Common behavioral problems


Fear is one of the most common causes of aggression

Aggression occurs any time an animal growls, snarls, snaps, or bites. Fear is one of the most common causes of aggression. Punishment should not be used in aggression cases because it increases the risk of bites and aggravates aggressive behavior. Treatment of the underlying cause is key. That approach usually involves avoidance, protection (of the dog and humans), behavior modification, extra-label medication use [TCAs, SSRIs, and sometimes gabapentin or certain BZDs (e.g., alprazolam)], and various restraint tools such as head
collars and harnesses. Management of unwanted aggression may be lifelong.

Use of a liability release form containing the following disclaimers is recommended in the treatment of aggression:

  • Any animal that is aggressive for any reason has the potential to cause serious damage and harm to itself and other pets and people.
  • Special precautions must be taken to ensure that everyone is safe when interacting with aggressive dogs. These precautions may include some form of confinement (e.g., gates, crates) or the use of leads, harnesses, head collars, and muzzles.
  • Proof of current rabies vaccination should be provided to anyone involved in the treatment of the aggression.
  • Treating a behavioral aggression problem is not a substitute for adherence to local laws.
  • Owning an aggressive dog or cat carries with it responsibility and potential liability for any damage done to people or property. This responsibility is not changed or transferred by seeking behavioral help.
  • Problems involving pathological behaviors, including aggression, are never cured but can be treated and managed. Failure to do so may lead to euthanasia of the animal.


Elimination disorders

Elimination disorders in cats are typified by elimination outside of a preferred area. Diagnostic indicators include urine marking (which can also be a normal behavior) and toileting outside of the litter box. Prior to implementing behavioral treatment, treatment of any underlying medical conditions that may be contributing to the problem is essential.

Environmental changes are the first line of treatment and are often effective. Examples include providing extra litter boxes, cleaning litter boxes more often, and changing litter type/litter box style to improve access. 45 Behavioral treatments can also have positive effects on animals treated for primary medical disorders because medical and behavioral conditions can exist concurrently and exacerbate each other.

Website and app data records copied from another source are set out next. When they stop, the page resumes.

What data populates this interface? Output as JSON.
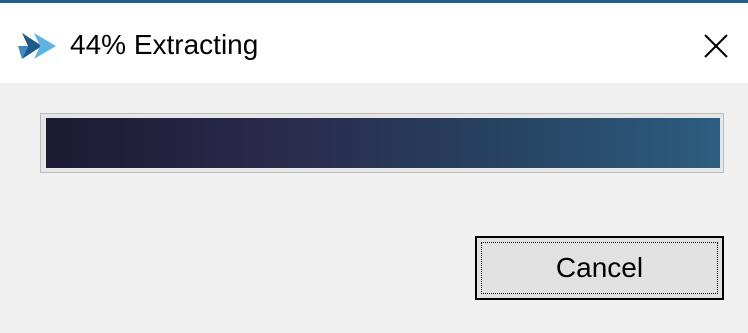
{
  "window": {
    "title": "44% Extracting"
  },
  "progress": {
    "percent": 44
  },
  "buttons": {
    "cancel_label": "Cancel"
  },
  "icons": {
    "app": "extractor-app-icon",
    "close": "close-icon"
  },
  "colors": {
    "titlebar_accent": "#2b5a86",
    "progress_start": "#1c1a33",
    "progress_end": "#2c5d80",
    "app_icon_dark": "#1f5b8a",
    "app_icon_light": "#5fb3e4"
  }
}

Separation anxiety

Separation anxiety can occur when a pet is either left home alone or separated from its owner. Separation anxiety usually presents as signs of clinical distress such as pacing, panting, vocalizing, urination, destruction of property, and salivation. This condition should be considered to be a behavioral emergency. Medications, including clomipramine and fluoxetine, have both been approved for use in dogs and should be used as a first-line treatment at the earliest sign of clinical distress. A comprehensive treatment plan includes behavior modification, environmental enrichment, and minimizing separation to the extent possible. Signs of separation anxiety may not be apparent to the owner. This Task Force encourages all clients to annually videotape their pet when they are not home as a way to detect behavioral abnormalities, including less obvious forms of separation anxiety. Medications have a higher likelihood of treatment success if they are used early in the development of observed anxiety. Duration of treatment depends on severity of the anxiety and response to treatment.

Noise phobia

Noise phobia during thunder, fireworks, or storms is a profound fear manifested by hiding, trembling, destruction of property, salivation, or panting. Those behaviors occur in response to a specific sound or circumstances associated with that sound. Anxiolytic medications (e.g., alprazolam and clonazepam for dogs and oxazepam for cats) are used on an as-needed basis as the first line of treatment and
should be given 1–2 hr before an anticipated triggering event. 14 Some patients may also need daily medication, and every one should have concurrent nonpharmacologic management for long-term treatment. 46 Other anxiety diagnoses often coexist with noise phobia. Screening for potential comorbidities is important because comorbidity worsens each condition. 15

Cat-to-cat aggression

Cat-to-cat aggression is evidenced by behaviors such as staring, hissing, swatting, scratching, growling, or biting other cats in the home environment. Treatment plans include medication (generally start with fluoxetine), environmental enrichment, training, play therapy, and safety tools. Regardless of the underlying cause for inter-cat aggression, a critical step in treatment involves separating the cats until a course of medication and behavior modification has been completed. The cats may then be gradually reintroduced. Cases of aggression within a cat’s social group can take anywhere from 2 to 12 mo to resolve, requiring patience. Permanent separation of cats is always an option.